EXERCISE
Your task is to copy every line of the entries that holds the word "Instructor".

MATERIAL FOR THE TASK
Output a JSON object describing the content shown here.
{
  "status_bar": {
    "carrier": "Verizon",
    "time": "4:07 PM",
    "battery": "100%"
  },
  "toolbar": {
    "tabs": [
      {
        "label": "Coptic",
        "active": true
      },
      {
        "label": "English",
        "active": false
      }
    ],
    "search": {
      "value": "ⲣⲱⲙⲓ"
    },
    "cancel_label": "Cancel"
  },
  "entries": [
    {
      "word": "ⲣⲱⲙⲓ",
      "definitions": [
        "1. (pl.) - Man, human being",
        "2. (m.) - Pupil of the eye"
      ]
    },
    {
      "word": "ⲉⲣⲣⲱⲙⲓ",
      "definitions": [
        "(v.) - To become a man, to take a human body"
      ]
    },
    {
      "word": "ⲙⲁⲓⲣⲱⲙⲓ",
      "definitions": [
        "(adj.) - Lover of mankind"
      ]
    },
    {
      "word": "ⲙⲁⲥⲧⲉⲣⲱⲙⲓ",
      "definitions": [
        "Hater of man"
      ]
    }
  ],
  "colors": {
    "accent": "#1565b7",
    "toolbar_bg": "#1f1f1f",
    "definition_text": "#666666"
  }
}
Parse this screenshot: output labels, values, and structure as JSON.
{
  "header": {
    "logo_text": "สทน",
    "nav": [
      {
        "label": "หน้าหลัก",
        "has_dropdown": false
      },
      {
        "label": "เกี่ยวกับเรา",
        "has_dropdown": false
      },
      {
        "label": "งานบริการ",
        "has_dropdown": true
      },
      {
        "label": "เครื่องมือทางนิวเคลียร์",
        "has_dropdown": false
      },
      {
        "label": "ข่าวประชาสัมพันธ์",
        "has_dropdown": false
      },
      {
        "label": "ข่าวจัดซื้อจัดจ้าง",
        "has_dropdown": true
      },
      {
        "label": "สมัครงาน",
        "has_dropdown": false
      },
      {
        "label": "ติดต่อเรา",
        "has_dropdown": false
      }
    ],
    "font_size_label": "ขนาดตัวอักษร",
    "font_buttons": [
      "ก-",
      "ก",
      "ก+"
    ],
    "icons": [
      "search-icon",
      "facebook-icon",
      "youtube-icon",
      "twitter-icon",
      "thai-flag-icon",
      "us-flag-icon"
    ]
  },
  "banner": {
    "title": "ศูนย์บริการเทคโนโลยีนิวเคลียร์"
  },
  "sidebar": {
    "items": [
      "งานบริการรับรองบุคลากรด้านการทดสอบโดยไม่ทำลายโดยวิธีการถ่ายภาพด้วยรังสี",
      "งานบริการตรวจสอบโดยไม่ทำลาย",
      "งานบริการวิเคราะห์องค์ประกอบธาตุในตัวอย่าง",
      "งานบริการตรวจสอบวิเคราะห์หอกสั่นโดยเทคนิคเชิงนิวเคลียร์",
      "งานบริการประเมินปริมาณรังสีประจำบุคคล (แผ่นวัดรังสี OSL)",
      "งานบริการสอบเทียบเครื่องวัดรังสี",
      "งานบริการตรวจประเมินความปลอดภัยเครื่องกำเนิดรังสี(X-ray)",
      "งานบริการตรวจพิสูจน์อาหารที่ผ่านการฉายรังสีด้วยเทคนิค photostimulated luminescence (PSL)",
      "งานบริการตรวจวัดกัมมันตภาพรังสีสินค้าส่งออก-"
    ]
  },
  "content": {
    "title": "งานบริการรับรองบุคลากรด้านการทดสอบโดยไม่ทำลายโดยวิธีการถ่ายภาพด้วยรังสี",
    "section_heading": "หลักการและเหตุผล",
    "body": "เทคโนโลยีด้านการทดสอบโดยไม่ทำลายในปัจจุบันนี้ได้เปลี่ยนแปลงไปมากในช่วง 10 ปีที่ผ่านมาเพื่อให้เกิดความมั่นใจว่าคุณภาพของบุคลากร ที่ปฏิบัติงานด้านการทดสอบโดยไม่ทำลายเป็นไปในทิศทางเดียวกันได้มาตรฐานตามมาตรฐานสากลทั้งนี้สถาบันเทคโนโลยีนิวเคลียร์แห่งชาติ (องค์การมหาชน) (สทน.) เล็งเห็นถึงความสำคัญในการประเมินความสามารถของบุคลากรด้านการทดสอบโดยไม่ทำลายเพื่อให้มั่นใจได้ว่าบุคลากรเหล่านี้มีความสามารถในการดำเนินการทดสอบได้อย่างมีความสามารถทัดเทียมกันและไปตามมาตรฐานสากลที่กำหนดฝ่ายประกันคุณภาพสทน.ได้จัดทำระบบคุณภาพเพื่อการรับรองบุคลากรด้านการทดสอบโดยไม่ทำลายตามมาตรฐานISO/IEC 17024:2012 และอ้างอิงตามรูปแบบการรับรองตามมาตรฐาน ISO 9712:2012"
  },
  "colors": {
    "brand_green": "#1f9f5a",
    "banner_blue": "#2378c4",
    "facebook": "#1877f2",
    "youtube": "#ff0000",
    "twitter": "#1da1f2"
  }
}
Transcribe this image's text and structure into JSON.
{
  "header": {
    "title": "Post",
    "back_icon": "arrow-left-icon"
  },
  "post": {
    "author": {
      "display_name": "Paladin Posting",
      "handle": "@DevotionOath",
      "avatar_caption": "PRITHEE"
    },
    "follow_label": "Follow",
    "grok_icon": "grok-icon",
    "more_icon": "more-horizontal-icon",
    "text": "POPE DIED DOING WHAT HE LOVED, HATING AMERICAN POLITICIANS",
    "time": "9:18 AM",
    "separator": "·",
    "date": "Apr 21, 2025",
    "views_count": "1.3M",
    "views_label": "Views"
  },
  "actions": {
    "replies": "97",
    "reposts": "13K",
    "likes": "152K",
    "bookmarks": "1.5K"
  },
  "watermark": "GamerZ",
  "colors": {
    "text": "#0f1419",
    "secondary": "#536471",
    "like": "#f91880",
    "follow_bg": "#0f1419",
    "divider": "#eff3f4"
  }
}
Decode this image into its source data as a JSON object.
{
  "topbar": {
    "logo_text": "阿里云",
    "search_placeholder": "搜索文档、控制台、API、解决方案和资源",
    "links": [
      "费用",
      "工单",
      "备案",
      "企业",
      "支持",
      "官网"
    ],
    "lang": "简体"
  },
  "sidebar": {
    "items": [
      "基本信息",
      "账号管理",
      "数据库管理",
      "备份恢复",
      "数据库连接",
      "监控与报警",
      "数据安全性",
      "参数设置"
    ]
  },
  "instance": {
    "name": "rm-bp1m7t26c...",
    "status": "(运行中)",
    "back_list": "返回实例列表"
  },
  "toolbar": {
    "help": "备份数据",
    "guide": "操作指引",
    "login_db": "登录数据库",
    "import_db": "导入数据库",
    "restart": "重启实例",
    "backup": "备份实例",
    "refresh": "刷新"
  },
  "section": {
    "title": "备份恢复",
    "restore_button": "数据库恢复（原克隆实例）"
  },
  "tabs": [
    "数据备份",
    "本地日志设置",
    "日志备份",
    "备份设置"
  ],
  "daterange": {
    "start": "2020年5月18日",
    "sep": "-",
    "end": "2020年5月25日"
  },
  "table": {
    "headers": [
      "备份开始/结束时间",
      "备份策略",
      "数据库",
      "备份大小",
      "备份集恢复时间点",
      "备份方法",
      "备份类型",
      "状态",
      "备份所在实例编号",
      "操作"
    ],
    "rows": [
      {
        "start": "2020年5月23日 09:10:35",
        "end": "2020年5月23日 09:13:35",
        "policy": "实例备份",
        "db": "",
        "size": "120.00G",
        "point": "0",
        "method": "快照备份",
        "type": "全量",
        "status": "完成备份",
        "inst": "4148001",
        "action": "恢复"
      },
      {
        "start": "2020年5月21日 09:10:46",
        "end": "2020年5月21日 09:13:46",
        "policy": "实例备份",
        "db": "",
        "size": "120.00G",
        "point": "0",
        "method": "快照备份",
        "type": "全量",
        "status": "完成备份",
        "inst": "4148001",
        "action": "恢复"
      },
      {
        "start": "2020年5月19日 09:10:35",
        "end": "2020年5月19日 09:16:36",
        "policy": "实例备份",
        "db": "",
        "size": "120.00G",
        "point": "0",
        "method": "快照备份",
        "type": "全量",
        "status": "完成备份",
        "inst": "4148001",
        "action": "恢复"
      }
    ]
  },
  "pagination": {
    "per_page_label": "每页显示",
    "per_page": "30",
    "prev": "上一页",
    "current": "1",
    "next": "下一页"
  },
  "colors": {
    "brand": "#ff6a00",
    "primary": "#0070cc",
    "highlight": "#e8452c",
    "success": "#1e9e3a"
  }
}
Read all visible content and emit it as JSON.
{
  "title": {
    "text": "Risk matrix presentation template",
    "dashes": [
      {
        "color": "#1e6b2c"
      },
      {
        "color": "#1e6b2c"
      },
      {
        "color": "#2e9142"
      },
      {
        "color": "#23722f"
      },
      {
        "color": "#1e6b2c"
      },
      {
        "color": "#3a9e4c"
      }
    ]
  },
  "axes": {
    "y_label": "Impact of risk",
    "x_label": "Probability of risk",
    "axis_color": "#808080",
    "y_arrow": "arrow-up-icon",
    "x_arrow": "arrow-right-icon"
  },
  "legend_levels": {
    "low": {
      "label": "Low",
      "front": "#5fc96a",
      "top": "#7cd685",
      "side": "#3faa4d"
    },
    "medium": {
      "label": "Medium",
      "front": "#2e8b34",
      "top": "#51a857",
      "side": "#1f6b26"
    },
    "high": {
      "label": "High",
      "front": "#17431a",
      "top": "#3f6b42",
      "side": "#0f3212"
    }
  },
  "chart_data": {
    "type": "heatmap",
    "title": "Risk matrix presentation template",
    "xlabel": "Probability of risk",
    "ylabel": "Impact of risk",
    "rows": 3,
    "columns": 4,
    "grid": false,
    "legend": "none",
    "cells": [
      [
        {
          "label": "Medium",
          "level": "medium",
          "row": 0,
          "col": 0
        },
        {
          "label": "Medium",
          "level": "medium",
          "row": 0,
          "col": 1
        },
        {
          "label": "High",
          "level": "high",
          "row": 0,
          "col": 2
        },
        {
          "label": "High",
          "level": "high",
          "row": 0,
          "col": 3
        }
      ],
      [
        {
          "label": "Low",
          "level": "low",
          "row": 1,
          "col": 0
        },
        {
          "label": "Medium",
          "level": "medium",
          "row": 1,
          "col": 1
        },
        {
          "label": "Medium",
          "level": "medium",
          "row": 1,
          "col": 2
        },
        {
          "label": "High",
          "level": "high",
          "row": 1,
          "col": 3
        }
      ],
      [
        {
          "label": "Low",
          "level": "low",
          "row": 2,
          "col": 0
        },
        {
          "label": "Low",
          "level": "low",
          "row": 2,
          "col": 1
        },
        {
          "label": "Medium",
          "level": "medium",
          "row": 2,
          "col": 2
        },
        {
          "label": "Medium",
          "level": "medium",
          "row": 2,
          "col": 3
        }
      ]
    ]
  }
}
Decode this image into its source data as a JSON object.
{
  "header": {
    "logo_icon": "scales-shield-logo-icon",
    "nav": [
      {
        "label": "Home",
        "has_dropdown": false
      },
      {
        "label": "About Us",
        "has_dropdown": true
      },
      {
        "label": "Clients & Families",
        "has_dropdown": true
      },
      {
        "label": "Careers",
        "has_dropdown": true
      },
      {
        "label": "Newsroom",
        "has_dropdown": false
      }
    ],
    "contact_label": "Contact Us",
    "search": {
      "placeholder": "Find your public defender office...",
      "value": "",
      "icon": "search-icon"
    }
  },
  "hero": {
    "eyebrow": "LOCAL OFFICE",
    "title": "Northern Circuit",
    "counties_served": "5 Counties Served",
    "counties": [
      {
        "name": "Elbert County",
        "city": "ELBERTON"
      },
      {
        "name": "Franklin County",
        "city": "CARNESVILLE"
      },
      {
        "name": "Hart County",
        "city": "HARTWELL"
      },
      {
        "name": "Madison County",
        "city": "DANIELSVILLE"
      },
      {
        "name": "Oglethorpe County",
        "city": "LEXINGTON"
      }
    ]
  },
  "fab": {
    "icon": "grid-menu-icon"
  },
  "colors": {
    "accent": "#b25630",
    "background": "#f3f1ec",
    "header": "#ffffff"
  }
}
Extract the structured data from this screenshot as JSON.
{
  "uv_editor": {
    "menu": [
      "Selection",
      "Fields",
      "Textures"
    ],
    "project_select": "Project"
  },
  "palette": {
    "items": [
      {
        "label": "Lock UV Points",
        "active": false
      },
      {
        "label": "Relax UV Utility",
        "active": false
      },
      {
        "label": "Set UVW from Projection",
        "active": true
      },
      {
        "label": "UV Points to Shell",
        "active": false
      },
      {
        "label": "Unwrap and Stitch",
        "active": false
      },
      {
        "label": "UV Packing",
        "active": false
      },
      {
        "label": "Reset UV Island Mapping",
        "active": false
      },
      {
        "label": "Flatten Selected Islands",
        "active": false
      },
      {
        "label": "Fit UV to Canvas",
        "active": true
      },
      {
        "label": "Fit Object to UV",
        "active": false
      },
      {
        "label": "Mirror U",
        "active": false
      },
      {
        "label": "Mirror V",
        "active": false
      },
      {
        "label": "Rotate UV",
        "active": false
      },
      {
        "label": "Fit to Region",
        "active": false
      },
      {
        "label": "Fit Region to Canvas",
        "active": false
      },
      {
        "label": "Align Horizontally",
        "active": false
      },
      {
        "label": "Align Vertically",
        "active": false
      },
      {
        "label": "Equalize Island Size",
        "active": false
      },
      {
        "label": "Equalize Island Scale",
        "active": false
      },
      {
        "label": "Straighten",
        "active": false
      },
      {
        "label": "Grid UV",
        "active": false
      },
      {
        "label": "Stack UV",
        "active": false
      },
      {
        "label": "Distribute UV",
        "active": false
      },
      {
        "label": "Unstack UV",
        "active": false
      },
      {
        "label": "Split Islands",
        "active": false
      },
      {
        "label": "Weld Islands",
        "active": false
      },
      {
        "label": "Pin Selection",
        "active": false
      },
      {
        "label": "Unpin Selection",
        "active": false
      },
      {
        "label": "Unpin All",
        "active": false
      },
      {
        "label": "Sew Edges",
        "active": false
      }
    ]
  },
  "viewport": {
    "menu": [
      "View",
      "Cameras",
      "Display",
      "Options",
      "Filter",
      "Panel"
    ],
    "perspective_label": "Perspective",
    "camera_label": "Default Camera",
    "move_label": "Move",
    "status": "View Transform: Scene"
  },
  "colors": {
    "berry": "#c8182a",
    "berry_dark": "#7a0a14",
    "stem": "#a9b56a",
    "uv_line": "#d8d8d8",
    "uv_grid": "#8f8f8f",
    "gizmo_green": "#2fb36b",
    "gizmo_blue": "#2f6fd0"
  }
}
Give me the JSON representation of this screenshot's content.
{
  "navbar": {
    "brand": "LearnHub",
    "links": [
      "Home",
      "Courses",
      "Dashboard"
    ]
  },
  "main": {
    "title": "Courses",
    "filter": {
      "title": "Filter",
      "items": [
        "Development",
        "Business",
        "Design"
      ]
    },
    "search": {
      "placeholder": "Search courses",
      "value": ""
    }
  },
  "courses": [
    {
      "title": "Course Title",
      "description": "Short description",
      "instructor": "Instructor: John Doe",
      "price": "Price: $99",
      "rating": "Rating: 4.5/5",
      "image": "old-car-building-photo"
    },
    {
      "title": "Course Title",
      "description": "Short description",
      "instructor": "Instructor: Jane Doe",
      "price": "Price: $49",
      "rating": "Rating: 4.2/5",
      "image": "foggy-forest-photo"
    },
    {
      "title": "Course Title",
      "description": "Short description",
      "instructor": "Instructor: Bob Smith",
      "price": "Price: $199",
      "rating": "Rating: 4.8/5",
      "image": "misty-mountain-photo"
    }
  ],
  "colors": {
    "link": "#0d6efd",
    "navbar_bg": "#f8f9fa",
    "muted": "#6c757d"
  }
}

RESPONSE TO THE TASK
      "instructor": "Instructor: John Doe",
      "instructor": "Instructor: Jane Doe",
      "instructor": "Instructor: Bob Smith",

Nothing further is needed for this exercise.